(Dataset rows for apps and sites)

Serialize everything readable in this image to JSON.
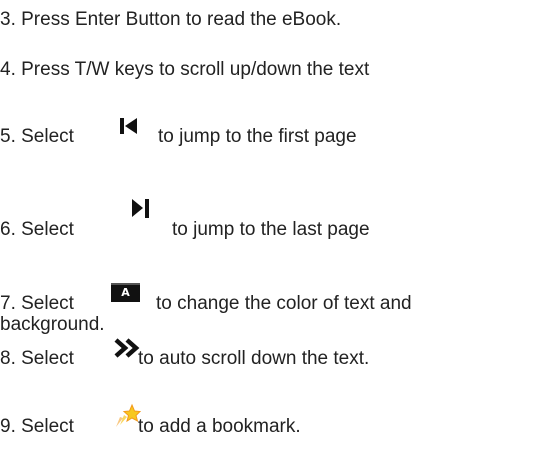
{
  "instructions": {
    "step3": "3. Press Enter Button to read the eBook.",
    "step4": "4. Press T/W keys to scroll up/down the text",
    "step5": {
      "prefix": "5. Select",
      "suffix": "to jump to the first page",
      "icon": "skip-to-first-icon"
    },
    "step6": {
      "prefix": "6. Select",
      "suffix": "to jump to the last page",
      "icon": "skip-to-last-icon"
    },
    "step7": {
      "prefix": "7. Select",
      "suffix": "to change the color of text and",
      "continuation": "background.",
      "icon": "text-color-icon",
      "icon_letter": "A"
    },
    "step8": {
      "prefix": "8. Select",
      "suffix": "to auto scroll down the text.",
      "icon": "auto-scroll-icon"
    },
    "step9": {
      "prefix": "9. Select",
      "suffix": "to add a bookmark.",
      "icon": "bookmark-star-icon"
    }
  },
  "colors": {
    "text": "#222222",
    "icon_dark": "#111111",
    "star_yellow": "#f7c81e",
    "star_orange": "#f39a1c"
  }
}
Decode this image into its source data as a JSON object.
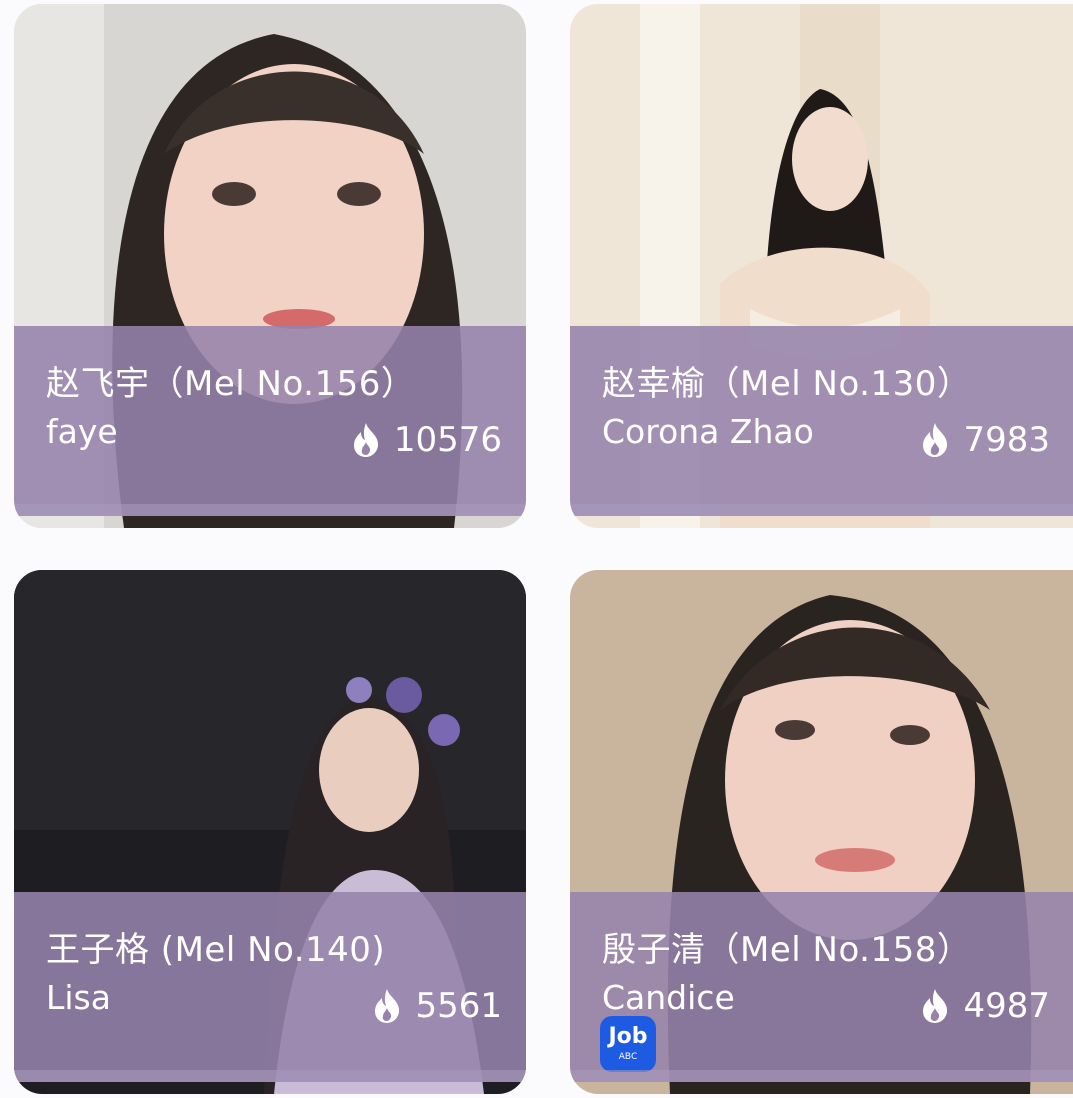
{
  "cards": [
    {
      "cn_name": "赵飞宇（Mel No.156）",
      "en_name": "faye",
      "heat": "10576",
      "icon": "flame-icon"
    },
    {
      "cn_name": "赵幸榆（Mel No.130）",
      "en_name": "Corona Zhao",
      "heat": "7983",
      "icon": "flame-icon"
    },
    {
      "cn_name": "王子格 (Mel No.140)",
      "en_name": "Lisa",
      "heat": "5561",
      "icon": "flame-icon"
    },
    {
      "cn_name": "殷子清（Mel No.158）",
      "en_name": "Candice",
      "heat": "4987",
      "icon": "flame-icon"
    }
  ],
  "badge": {
    "line1": "Job",
    "line2": "ABC"
  },
  "colors": {
    "overlay": "#9683ac",
    "badge": "#1d5be3",
    "background": "#fbfafc"
  }
}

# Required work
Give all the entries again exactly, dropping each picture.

# Answer area
Serialize everything readable in this image to JSON.
{
  "instructions": {
    "step3": "3. Press Enter Button to read the eBook.",
    "step4": "4. Press T/W keys to scroll up/down the text",
    "step5": {
      "prefix": "5. Select",
      "suffix": "to jump to the first page",
      "icon": "skip-to-first-icon"
    },
    "step6": {
      "prefix": "6. Select",
      "suffix": "to jump to the last page",
      "icon": "skip-to-last-icon"
    },
    "step7": {
      "prefix": "7. Select",
      "suffix": "to change the color of text and",
      "continuation": "background.",
      "icon": "text-color-icon",
      "icon_letter": "A"
    },
    "step8": {
      "prefix": "8. Select",
      "suffix": "to auto scroll down the text.",
      "icon": "auto-scroll-icon"
    },
    "step9": {
      "prefix": "9. Select",
      "suffix": "to add a bookmark.",
      "icon": "bookmark-star-icon"
    }
  },
  "colors": {
    "text": "#222222",
    "icon_dark": "#111111",
    "star_yellow": "#f7c81e",
    "star_orange": "#f39a1c"
  }
}
Decode this image into its source data as a JSON object.
{
  "cards": [
    {
      "cn_name": "赵飞宇（Mel No.156）",
      "en_name": "faye",
      "heat": "10576",
      "icon": "flame-icon"
    },
    {
      "cn_name": "赵幸榆（Mel No.130）",
      "en_name": "Corona Zhao",
      "heat": "7983",
      "icon": "flame-icon"
    },
    {
      "cn_name": "王子格 (Mel No.140)",
      "en_name": "Lisa",
      "heat": "5561",
      "icon": "flame-icon"
    },
    {
      "cn_name": "殷子清（Mel No.158）",
      "en_name": "Candice",
      "heat": "4987",
      "icon": "flame-icon"
    }
  ],
  "badge": {
    "line1": "Job",
    "line2": "ABC"
  },
  "colors": {
    "overlay": "#9683ac",
    "badge": "#1d5be3",
    "background": "#fbfafc"
  }
}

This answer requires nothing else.